Dataset items:
****

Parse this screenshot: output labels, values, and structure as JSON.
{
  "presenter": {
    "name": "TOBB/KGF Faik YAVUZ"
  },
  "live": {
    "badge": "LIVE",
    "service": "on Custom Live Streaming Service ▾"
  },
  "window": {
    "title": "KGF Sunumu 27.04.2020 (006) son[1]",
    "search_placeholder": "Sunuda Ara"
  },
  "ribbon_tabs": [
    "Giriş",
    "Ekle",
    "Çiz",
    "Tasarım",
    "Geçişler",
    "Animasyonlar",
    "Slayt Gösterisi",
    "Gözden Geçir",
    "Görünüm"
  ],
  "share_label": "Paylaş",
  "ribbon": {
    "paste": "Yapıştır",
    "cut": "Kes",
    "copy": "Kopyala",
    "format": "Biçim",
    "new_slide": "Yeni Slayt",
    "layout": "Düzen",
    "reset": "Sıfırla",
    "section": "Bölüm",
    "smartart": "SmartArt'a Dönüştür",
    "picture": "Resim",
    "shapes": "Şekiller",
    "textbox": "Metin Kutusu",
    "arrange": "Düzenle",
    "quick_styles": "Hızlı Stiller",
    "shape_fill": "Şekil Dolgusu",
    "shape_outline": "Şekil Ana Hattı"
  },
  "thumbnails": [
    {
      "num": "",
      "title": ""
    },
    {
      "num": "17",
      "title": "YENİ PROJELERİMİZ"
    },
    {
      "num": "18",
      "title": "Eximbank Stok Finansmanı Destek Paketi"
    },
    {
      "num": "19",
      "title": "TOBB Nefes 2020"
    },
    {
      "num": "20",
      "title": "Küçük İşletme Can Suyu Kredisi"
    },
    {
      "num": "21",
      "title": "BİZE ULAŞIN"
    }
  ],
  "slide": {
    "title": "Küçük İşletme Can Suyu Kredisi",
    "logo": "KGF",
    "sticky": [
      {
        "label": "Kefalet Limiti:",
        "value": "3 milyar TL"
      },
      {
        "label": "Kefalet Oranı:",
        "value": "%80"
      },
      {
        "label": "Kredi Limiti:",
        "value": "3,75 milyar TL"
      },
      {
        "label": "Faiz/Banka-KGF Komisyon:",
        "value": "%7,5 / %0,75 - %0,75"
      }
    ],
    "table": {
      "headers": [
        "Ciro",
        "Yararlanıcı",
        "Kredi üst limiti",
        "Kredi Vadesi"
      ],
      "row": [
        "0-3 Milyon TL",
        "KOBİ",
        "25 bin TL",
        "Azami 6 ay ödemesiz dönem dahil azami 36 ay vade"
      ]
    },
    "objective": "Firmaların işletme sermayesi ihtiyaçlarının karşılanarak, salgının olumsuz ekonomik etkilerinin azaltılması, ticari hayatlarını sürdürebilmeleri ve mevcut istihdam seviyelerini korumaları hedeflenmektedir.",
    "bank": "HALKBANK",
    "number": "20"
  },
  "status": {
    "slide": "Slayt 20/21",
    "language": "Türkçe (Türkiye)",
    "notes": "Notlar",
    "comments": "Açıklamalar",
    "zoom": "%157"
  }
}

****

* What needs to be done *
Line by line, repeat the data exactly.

* Exercise answer *
Parse this screenshot: output labels, values, and structure as JSON.
{
  "presenter": {
    "name": "TOBB/KGF Faik YAVUZ"
  },
  "live": {
    "badge": "LIVE",
    "service": "on Custom Live Streaming Service ▾"
  },
  "window": {
    "title": "KGF Sunumu 27.04.2020 (006) son[1]",
    "search_placeholder": "Sunuda Ara"
  },
  "ribbon_tabs": [
    "Giriş",
    "Ekle",
    "Çiz",
    "Tasarım",
    "Geçişler",
    "Animasyonlar",
    "Slayt Gösterisi",
    "Gözden Geçir",
    "Görünüm"
  ],
  "share_label": "Paylaş",
  "ribbon": {
    "paste": "Yapıştır",
    "cut": "Kes",
    "copy": "Kopyala",
    "format": "Biçim",
    "new_slide": "Yeni Slayt",
    "layout": "Düzen",
    "reset": "Sıfırla",
    "section": "Bölüm",
    "smartart": "SmartArt'a Dönüştür",
    "picture": "Resim",
    "shapes": "Şekiller",
    "textbox": "Metin Kutusu",
    "arrange": "Düzenle",
    "quick_styles": "Hızlı Stiller",
    "shape_fill": "Şekil Dolgusu",
    "shape_outline": "Şekil Ana Hattı"
  },
  "thumbnails": [
    {
      "num": "",
      "title": ""
    },
    {
      "num": "17",
      "title": "YENİ PROJELERİMİZ"
    },
    {
      "num": "18",
      "title": "Eximbank Stok Finansmanı Destek Paketi"
    },
    {
      "num": "19",
      "title": "TOBB Nefes 2020"
    },
    {
      "num": "20",
      "title": "Küçük İşletme Can Suyu Kredisi"
    },
    {
      "num": "21",
      "title": "BİZE ULAŞIN"
    }
  ],
  "slide": {
    "title": "Küçük İşletme Can Suyu Kredisi",
    "logo": "KGF",
    "sticky": [
      {
        "label": "Kefalet Limiti:",
        "value": "3 milyar TL"
      },
      {
        "label": "Kefalet Oranı:",
        "value": "%80"
      },
      {
        "label": "Kredi Limiti:",
        "value": "3,75 milyar TL"
      },
      {
        "label": "Faiz/Banka-KGF Komisyon:",
        "value": "%7,5 / %0,75 - %0,75"
      }
    ],
    "table": {
      "headers": [
        "Ciro",
        "Yararlanıcı",
        "Kredi üst limiti",
        "Kredi Vadesi"
      ],
      "row": [
        "0-3 Milyon TL",
        "KOBİ",
        "25 bin TL",
        "Azami 6 ay ödemesiz dönem dahil azami 36 ay vade"
      ]
    },
    "objective": "Firmaların işletme sermayesi ihtiyaçlarının karşılanarak, salgının olumsuz ekonomik etkilerinin azaltılması, ticari hayatlarını sürdürebilmeleri ve mevcut istihdam seviyelerini korumaları hedeflenmektedir.",
    "bank": "HALKBANK",
    "number": "20"
  },
  "status": {
    "slide": "Slayt 20/21",
    "language": "Türkçe (Türkiye)",
    "notes": "Notlar",
    "comments": "Açıklamalar",
    "zoom": "%157"
  }
}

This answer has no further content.